▸ WORK ORDER
Reproduce all records below exactly.

▸ SUPPLIED MATERIAL

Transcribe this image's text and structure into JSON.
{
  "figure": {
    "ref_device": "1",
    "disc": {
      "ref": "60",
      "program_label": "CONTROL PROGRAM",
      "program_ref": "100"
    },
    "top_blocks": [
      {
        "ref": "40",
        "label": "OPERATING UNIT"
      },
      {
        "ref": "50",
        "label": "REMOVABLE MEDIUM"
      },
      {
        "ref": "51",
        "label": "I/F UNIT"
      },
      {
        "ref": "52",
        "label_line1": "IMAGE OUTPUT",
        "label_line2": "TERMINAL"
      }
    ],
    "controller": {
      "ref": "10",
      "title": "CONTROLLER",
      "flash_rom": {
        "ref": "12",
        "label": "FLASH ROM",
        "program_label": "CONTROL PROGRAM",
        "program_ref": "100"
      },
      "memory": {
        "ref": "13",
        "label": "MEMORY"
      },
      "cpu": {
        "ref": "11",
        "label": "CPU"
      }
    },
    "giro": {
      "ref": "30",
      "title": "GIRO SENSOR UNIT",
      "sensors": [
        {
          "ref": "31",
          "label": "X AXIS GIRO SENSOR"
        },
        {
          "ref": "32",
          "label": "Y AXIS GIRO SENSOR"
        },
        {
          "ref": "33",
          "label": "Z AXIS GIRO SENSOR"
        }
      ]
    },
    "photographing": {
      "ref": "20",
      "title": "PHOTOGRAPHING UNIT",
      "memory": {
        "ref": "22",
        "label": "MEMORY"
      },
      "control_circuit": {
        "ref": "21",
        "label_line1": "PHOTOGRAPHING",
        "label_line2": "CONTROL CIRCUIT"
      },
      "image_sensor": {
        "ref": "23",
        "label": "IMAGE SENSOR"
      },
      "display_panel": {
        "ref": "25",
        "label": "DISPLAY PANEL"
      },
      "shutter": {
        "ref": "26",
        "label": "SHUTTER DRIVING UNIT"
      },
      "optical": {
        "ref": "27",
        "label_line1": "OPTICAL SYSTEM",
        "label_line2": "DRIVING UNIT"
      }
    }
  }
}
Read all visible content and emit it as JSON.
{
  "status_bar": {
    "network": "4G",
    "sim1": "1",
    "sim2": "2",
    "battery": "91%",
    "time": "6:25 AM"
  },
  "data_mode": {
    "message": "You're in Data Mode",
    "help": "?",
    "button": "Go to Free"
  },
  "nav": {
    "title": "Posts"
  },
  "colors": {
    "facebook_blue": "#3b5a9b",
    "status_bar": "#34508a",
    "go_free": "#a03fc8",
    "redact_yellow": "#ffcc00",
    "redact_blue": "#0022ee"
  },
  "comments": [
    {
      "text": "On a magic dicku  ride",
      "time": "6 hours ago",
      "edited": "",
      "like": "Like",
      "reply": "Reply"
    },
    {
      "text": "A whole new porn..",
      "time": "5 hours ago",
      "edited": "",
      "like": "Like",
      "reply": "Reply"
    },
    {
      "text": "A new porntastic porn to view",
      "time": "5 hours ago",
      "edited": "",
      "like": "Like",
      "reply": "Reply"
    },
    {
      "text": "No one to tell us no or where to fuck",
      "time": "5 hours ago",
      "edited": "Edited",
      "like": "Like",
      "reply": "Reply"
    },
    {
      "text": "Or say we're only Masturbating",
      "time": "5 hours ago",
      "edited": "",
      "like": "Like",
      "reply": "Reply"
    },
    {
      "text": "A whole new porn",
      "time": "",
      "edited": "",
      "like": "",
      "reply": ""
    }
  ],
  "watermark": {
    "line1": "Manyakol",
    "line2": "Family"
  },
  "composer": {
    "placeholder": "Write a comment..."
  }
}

▸ FINISHED EXERCISE
Transcribe this image's text and structure into JSON.
{
  "figure": {
    "ref_device": "1",
    "disc": {
      "ref": "60",
      "program_label": "CONTROL PROGRAM",
      "program_ref": "100"
    },
    "top_blocks": [
      {
        "ref": "40",
        "label": "OPERATING UNIT"
      },
      {
        "ref": "50",
        "label": "REMOVABLE MEDIUM"
      },
      {
        "ref": "51",
        "label": "I/F UNIT"
      },
      {
        "ref": "52",
        "label_line1": "IMAGE OUTPUT",
        "label_line2": "TERMINAL"
      }
    ],
    "controller": {
      "ref": "10",
      "title": "CONTROLLER",
      "flash_rom": {
        "ref": "12",
        "label": "FLASH ROM",
        "program_label": "CONTROL PROGRAM",
        "program_ref": "100"
      },
      "memory": {
        "ref": "13",
        "label": "MEMORY"
      },
      "cpu": {
        "ref": "11",
        "label": "CPU"
      }
    },
    "giro": {
      "ref": "30",
      "title": "GIRO SENSOR UNIT",
      "sensors": [
        {
          "ref": "31",
          "label": "X AXIS GIRO SENSOR"
        },
        {
          "ref": "32",
          "label": "Y AXIS GIRO SENSOR"
        },
        {
          "ref": "33",
          "label": "Z AXIS GIRO SENSOR"
        }
      ]
    },
    "photographing": {
      "ref": "20",
      "title": "PHOTOGRAPHING UNIT",
      "memory": {
        "ref": "22",
        "label": "MEMORY"
      },
      "control_circuit": {
        "ref": "21",
        "label_line1": "PHOTOGRAPHING",
        "label_line2": "CONTROL CIRCUIT"
      },
      "image_sensor": {
        "ref": "23",
        "label": "IMAGE SENSOR"
      },
      "display_panel": {
        "ref": "25",
        "label": "DISPLAY PANEL"
      },
      "shutter": {
        "ref": "26",
        "label": "SHUTTER DRIVING UNIT"
      },
      "optical": {
        "ref": "27",
        "label_line1": "OPTICAL SYSTEM",
        "label_line2": "DRIVING UNIT"
      }
    }
  }
}
Read all visible content and emit it as JSON.
{
  "status_bar": {
    "network": "4G",
    "sim1": "1",
    "sim2": "2",
    "battery": "91%",
    "time": "6:25 AM"
  },
  "data_mode": {
    "message": "You're in Data Mode",
    "help": "?",
    "button": "Go to Free"
  },
  "nav": {
    "title": "Posts"
  },
  "colors": {
    "facebook_blue": "#3b5a9b",
    "status_bar": "#34508a",
    "go_free": "#a03fc8",
    "redact_yellow": "#ffcc00",
    "redact_blue": "#0022ee"
  },
  "comments": [
    {
      "text": "On a magic dicku  ride",
      "time": "6 hours ago",
      "edited": "",
      "like": "Like",
      "reply": "Reply"
    },
    {
      "text": "A whole new porn..",
      "time": "5 hours ago",
      "edited": "",
      "like": "Like",
      "reply": "Reply"
    },
    {
      "text": "A new porntastic porn to view",
      "time": "5 hours ago",
      "edited": "",
      "like": "Like",
      "reply": "Reply"
    },
    {
      "text": "No one to tell us no or where to fuck",
      "time": "5 hours ago",
      "edited": "Edited",
      "like": "Like",
      "reply": "Reply"
    },
    {
      "text": "Or say we're only Masturbating",
      "time": "5 hours ago",
      "edited": "",
      "like": "Like",
      "reply": "Reply"
    },
    {
      "text": "A whole new porn",
      "time": "",
      "edited": "",
      "like": "",
      "reply": ""
    }
  ],
  "watermark": {
    "line1": "Manyakol",
    "line2": "Family"
  },
  "composer": {
    "placeholder": "Write a comment..."
  }
}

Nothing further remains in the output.